Google, Microsoft, Facebook and a slew of other companies continue to build algorithms that predict when, where and how consumers will make online purchases.
The most recent technology comes from Intent Lab, a research unit of Performics and the Northwestern University Medill School of Journalism. The joint venture teamed up with Microsoft to allow marketers to personalize campaigns on Bing Ads.
The Intent Lab, which focuses on ways to better understand human behavior, created an Intent Scoring Algorithm that helps to explain the abstract thinking of consumers as they move closer to making a purchase, conducted by analyzing the words in search queries and the context around them.
The algorithm also reveals that when advertising copy matches what the consumer thinks, the consumer is more likely to click on the ad. When consumers use abstract search terms like "how" or "what," or concrete terms like “best” or “top,” they are more likely to click on an ad written using similar abstract language.
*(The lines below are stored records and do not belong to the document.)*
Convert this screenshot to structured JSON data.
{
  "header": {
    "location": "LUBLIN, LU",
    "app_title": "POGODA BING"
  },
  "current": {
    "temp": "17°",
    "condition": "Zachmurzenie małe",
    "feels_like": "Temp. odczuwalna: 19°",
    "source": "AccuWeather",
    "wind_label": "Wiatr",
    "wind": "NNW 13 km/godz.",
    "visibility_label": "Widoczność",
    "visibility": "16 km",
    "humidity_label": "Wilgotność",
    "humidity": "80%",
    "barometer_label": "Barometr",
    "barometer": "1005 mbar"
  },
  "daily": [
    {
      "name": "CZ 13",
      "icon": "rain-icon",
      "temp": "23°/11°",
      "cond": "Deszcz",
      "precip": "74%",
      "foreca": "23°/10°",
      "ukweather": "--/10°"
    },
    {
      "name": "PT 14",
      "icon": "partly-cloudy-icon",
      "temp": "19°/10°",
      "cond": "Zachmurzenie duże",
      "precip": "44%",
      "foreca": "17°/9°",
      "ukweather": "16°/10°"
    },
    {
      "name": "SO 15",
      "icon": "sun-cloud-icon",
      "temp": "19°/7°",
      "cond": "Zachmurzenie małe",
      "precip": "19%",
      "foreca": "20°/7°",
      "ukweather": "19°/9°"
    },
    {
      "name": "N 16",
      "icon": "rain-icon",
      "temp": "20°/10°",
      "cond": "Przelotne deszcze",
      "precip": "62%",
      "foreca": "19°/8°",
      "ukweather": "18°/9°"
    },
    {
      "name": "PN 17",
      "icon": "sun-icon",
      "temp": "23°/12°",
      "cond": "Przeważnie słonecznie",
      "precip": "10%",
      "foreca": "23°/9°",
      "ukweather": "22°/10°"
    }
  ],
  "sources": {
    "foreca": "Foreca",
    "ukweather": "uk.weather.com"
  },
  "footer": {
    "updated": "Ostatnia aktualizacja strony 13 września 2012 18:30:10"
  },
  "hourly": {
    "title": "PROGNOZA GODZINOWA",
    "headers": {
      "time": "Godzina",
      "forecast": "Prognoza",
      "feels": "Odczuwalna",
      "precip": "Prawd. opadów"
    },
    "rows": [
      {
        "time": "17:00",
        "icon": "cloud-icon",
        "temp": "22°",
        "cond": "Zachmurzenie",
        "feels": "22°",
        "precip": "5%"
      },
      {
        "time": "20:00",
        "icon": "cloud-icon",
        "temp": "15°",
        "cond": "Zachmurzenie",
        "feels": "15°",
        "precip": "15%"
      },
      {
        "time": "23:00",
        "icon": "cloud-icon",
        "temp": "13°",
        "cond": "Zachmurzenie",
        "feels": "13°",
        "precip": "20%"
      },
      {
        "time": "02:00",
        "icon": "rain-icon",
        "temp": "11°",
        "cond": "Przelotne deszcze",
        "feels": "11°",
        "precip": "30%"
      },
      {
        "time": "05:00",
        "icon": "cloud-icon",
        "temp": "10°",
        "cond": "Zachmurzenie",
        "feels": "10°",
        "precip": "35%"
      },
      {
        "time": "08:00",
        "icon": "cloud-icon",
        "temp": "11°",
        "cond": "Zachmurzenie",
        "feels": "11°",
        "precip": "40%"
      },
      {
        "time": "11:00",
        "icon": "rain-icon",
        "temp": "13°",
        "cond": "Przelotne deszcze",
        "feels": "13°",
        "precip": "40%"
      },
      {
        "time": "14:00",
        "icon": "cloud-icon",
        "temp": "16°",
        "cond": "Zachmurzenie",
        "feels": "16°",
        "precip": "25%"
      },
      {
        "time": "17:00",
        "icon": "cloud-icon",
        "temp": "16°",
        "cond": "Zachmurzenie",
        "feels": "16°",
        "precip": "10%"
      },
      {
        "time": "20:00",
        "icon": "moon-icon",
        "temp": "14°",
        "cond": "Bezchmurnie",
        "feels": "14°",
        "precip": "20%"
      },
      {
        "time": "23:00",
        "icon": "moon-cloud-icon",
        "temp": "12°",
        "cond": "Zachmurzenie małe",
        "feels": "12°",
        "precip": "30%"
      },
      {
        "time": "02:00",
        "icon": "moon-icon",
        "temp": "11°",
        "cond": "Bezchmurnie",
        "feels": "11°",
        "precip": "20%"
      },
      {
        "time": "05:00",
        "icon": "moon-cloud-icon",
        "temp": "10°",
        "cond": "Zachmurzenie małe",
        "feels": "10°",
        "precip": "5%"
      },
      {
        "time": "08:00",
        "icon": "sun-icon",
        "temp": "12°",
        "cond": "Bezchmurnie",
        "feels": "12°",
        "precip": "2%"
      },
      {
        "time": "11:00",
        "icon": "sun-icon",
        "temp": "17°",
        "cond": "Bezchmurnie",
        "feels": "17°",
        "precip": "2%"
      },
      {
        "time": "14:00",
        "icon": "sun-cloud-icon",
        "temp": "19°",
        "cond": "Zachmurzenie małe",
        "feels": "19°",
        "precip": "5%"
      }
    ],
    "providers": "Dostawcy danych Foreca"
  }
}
Algorithms have been used to target search ads for years, but now they strongly recognize intent-based actions and keywords, allowing marketers to more accurately target advertisements.
In another example, Facebook submitted a patent with the U.S. Patent & Trademark Office in November that uses an algorithm to predict household demographics based on image data. The system predicts household features like size and demographic composition based on profile photos, which is quite scary.
“The online system applies one or more models trained using deep learning techniques to generate the predictions,” according to the patent.
An algorithm identifies each individual in the photo, as well as analyzing the text, to determine the relationship between the person or the people in the photo. It also analyzes the profile data and tags associated with the photos.